- _Supplied data_:
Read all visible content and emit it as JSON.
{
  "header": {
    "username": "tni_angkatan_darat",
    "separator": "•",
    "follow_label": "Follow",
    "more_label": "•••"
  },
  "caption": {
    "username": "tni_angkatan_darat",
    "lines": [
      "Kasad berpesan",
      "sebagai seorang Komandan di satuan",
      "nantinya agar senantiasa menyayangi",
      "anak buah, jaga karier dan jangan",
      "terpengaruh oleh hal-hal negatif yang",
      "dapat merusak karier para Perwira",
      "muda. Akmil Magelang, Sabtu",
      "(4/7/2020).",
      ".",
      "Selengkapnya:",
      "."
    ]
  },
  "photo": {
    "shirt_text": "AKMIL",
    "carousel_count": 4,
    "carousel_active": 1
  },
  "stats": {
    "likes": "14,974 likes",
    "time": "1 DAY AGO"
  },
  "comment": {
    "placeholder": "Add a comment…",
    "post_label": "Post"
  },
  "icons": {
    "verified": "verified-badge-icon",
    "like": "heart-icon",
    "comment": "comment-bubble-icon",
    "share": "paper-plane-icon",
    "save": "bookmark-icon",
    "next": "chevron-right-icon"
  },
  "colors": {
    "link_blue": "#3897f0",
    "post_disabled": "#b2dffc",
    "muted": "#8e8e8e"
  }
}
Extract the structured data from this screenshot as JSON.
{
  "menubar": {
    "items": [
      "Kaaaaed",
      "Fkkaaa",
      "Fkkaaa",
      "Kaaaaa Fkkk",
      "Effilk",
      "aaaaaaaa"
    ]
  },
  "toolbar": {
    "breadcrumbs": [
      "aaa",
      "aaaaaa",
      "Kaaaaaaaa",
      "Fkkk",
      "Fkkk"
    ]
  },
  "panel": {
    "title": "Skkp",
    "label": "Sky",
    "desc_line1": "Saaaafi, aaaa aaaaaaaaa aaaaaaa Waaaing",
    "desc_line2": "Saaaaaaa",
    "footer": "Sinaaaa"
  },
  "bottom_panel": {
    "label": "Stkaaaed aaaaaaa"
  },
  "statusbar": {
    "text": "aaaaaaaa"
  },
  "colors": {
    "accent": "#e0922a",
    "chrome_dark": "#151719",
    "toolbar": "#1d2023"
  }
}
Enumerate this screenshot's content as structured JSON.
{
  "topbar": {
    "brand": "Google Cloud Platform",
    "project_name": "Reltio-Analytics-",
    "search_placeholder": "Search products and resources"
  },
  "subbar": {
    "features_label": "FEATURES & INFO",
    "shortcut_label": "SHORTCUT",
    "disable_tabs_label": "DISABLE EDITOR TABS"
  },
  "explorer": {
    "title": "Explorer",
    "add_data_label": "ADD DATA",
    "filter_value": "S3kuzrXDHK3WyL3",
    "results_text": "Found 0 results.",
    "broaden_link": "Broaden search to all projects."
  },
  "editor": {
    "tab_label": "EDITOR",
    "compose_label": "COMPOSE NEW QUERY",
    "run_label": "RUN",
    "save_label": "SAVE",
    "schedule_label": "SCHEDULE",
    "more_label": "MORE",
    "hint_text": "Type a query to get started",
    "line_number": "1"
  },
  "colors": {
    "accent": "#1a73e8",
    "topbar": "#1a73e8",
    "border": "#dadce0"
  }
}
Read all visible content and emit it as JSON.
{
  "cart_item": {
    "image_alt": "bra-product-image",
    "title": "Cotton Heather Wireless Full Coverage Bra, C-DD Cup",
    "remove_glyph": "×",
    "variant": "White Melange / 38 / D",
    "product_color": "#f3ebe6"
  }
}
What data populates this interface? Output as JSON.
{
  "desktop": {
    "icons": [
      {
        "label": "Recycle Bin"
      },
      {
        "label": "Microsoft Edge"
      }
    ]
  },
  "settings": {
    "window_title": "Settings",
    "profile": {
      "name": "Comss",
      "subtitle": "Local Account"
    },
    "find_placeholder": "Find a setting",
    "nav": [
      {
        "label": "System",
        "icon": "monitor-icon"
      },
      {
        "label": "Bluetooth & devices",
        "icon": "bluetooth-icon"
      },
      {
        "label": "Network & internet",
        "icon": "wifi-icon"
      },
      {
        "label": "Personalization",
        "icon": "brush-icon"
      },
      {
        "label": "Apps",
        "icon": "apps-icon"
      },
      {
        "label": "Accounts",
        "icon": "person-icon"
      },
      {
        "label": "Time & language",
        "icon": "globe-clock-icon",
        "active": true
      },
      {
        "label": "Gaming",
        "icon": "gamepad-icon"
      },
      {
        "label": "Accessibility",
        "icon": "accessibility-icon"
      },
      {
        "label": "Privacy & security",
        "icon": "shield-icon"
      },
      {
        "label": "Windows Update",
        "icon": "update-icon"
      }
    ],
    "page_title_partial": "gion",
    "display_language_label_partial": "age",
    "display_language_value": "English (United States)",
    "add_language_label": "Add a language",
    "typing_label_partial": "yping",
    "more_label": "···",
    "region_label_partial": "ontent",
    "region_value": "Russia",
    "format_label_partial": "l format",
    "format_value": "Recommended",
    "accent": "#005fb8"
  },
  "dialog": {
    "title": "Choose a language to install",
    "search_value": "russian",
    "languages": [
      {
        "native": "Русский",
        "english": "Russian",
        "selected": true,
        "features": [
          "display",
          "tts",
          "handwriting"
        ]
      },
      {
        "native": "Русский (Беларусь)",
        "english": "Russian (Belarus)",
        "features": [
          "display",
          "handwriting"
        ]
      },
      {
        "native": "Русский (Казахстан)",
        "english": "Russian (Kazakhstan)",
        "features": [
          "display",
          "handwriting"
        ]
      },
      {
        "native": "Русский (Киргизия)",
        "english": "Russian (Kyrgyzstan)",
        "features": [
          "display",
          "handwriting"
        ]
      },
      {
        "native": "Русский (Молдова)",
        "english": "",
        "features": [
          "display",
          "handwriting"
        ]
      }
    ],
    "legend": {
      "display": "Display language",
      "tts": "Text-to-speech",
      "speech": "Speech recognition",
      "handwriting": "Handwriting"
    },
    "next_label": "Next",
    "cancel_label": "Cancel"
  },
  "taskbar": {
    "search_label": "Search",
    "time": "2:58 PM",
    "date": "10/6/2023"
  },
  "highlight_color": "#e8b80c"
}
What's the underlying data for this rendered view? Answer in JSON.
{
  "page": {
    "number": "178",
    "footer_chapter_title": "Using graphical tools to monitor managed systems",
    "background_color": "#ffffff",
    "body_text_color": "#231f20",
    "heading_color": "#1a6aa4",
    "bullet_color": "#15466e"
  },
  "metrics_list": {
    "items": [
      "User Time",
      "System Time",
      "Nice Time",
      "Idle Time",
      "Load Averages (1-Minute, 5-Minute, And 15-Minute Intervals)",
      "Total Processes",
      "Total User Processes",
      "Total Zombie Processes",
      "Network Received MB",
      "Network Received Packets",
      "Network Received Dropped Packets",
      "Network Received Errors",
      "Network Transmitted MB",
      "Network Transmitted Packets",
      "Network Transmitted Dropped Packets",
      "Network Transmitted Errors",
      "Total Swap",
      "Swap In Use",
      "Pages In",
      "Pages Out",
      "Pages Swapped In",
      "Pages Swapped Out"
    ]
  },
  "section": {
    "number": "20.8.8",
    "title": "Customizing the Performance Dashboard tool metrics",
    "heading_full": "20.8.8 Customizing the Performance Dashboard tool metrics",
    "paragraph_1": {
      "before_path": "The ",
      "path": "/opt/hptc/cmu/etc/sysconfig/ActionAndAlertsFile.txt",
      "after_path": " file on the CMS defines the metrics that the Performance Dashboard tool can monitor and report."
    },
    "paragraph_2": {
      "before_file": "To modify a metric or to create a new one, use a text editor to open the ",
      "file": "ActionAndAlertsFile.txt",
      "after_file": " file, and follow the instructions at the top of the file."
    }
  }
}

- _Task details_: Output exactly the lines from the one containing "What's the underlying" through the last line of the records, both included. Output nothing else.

- _Exercise result_:
What's the underlying data for this rendered view? Answer in JSON.
{
  "page": {
    "number": "178",
    "footer_chapter_title": "Using graphical tools to monitor managed systems",
    "background_color": "#ffffff",
    "body_text_color": "#231f20",
    "heading_color": "#1a6aa4",
    "bullet_color": "#15466e"
  },
  "metrics_list": {
    "items": [
      "User Time",
      "System Time",
      "Nice Time",
      "Idle Time",
      "Load Averages (1-Minute, 5-Minute, And 15-Minute Intervals)",
      "Total Processes",
      "Total User Processes",
      "Total Zombie Processes",
      "Network Received MB",
      "Network Received Packets",
      "Network Received Dropped Packets",
      "Network Received Errors",
      "Network Transmitted MB",
      "Network Transmitted Packets",
      "Network Transmitted Dropped Packets",
      "Network Transmitted Errors",
      "Total Swap",
      "Swap In Use",
      "Pages In",
      "Pages Out",
      "Pages Swapped In",
      "Pages Swapped Out"
    ]
  },
  "section": {
    "number": "20.8.8",
    "title": "Customizing the Performance Dashboard tool metrics",
    "heading_full": "20.8.8 Customizing the Performance Dashboard tool metrics",
    "paragraph_1": {
      "before_path": "The ",
      "path": "/opt/hptc/cmu/etc/sysconfig/ActionAndAlertsFile.txt",
      "after_path": " file on the CMS defines the metrics that the Performance Dashboard tool can monitor and report."
    },
    "paragraph_2": {
      "before_file": "To modify a metric or to create a new one, use a text editor to open the ",
      "file": "ActionAndAlertsFile.txt",
      "after_file": " file, and follow the instructions at the top of the file."
    }
  }
}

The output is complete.